LITERATURE CITED 1. ADAms DO, SF YANG 1979 Ethylene biosynthesis: identification of 1-aminocyclopropane-l-carboxylic acid as an intermediate in the conversion of methionine to ethylene. Proc Natl Acad Sci USA 76: 170-174 2. AMR N N, D SCHNEEBECK 1980 Prevention of auxin-induced epinasty by aaminooxyacetic acid. Physiol Plant 49: 62-64 3. APELBAUM A, SF YANG 1981 Biosynthesis of stress ethylene induced by water deficit. Plant Physiol 68: 594-604 4. BOLLER T, RC HERNER, H KENDE 1979 Assay for and enzymatic formation of an ethylene precursor, I-aminocyclopropane-l-carboxylic acid.
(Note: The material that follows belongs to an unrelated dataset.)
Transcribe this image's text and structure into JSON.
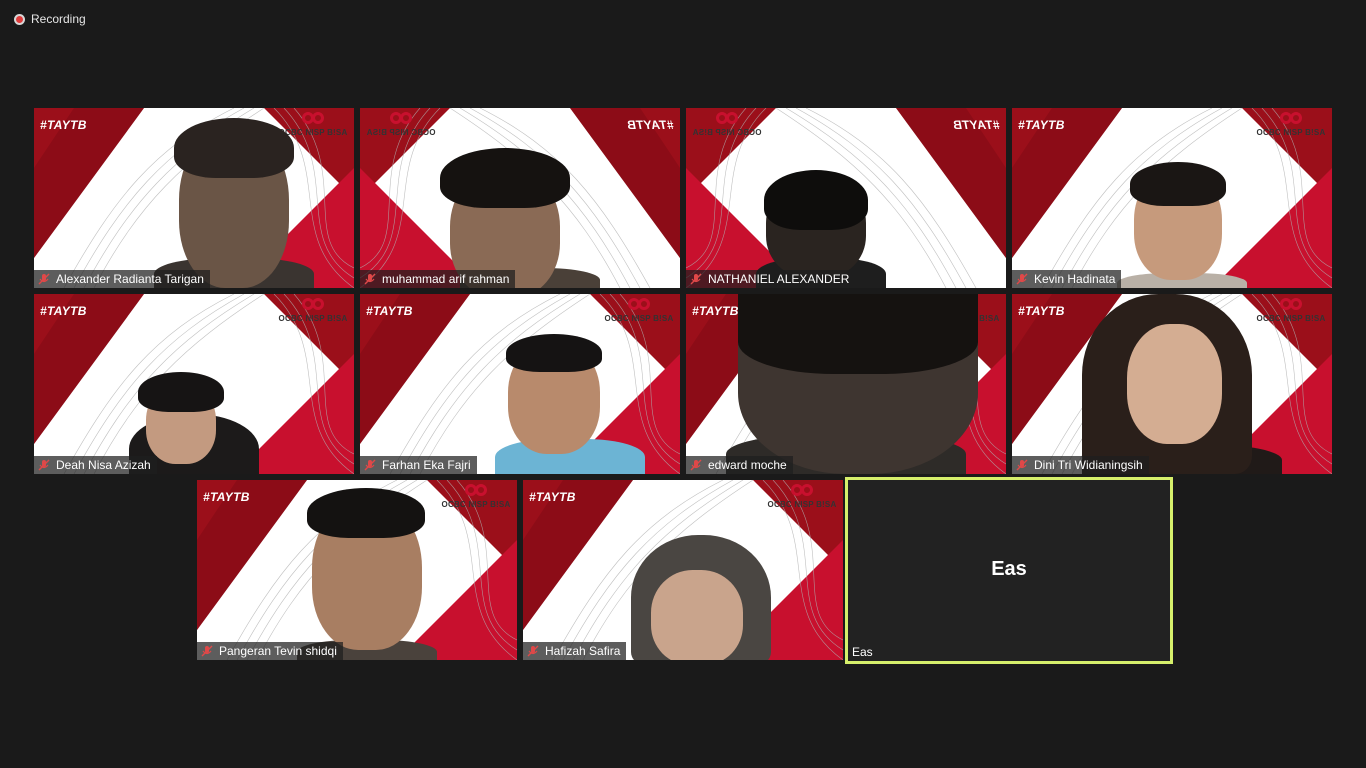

Planta 145: 293303 5. BRADFORD KJ 1981 Ethylene physiology and water relations of waterlogged tomato plants. PhD thesis. University of California, Davis 6. BRADFORD KJ, DR DI.LEY 1978 Effects of root anaerobiosis on ethylene production, epinasty and growth of tomato plants. Plant Physiol 61: 506-509 7. Bradford KJ, SF Yang 1981 Physiological responses of plants to waterlogging. HortScience 16: 25-30 8. BRADFORD KJ, SF YANG 1980 Stress-induced ethylene production in the ethylene-requiring tomato mutant diageotropica. Plant Physiol 65: 327-330 9. BRADFORD KJ, SF YANG 1980 Xylem transport of l-aminocyclopropane-lcarboxylic acid, an ethylene precursor, in waterlogged tomato plants. Plant Physiol 65: 322-326 10. ImAsmsI H, A WATANABE, S ODAWARA 1977 Role of oxygen in auxin-induced ethylene production. Plant Cell Physiol 18: 577-586 11. JACKSON MB, DJ CAMPBELL 1976 Waterlogging and petiole epinasty in tomato: the role of ethylene and low oxygen. New Phytol 76: 21-29 12. JoHN RA, A CHARTERIs, LJ FOWLER 1978 The reaction of amino-oxyacetate with pyridoxal phosphate-dependent enzymes. Biochem J 171: 771-779 13. JomEs JF, H KENDE 1979 Auxin-induced ethylene biosynthesis in subapical stem sections of etiolated seedlings of Pisum sativum L. Planta 146: 649-656 14. KAWASE M 1981 Anatomical and morphological adaptation of plants to waterlogging. HortScience 16: 30-34 15. KONZE JR, JF JoNEs, T BoLLE, H KENDE 1980 Effect of 1-aminocyclopropaneI -carboxylic acid on the production of ethylene in senescing flowers of Ipomoea tricolor Cav. Plant Physiol 66: 566-571 16. LIEBERMAN M 1979 Biosynthesis and action of ethylene. Annu Rev Plant Physiol 30: 533-591 17. MATroo AK, JD ANDERSON, E CHALu1rz, M LIEBERMAN 1979 Influence of enol ether amino acids, inhibitors of ethylene biosynthesis, on aminoacyl transfer RNA synthetases and protein synthesis. Plant Physiol 64: 289-292 18. YANG SF 1980 Regulation of ethylene biosynthesis. HortScience 15: 238-243 19. YANG SF, DO ADAMs, C LIZADA, Y Yu, KJ BRADFORD, AC CAMERON, NE HOFFMAN 1980 Mechanism and regulation of ethylene biosynthesis. In F Skoog, ed, Plant Growth Substances 1979. Springer-Verlag, Berlin, pp 219229 20. YosHII H, A WATANABE, H hmAsm 1980 Biosynthesis of auxin-induced ethylene in mung bean hypocotyls. Plant Cell Physiol 21: 279-291 21. Yu Y-B, DO ADAMS, SF YANG 1979 l-Aminocyclopropanecarboxylate synthase, a key enzyme in ethylene biosynthesis. Arch Biochem Biophys 198: 280-286 22. Yu Y-B, DO ADAMS, SF YANG 1979 Regulation of auxin-induced ethylene production in mung bean hypocotyls: role of I-aminocyclopropane-l-carboxylic acid. Plant Physiol 63: 589-590 23. Yu Y-B, SF YANG 1979 Auxin-induced ethylene production and its inhibition by aminoethoxyvinylglycine and cobalt ion. Plant Physiol 64: 1074-1077 24. Yu Y-B, SF YANG 1980 Biosynthesis of wound ethylene. Plant Physiol 66: 281285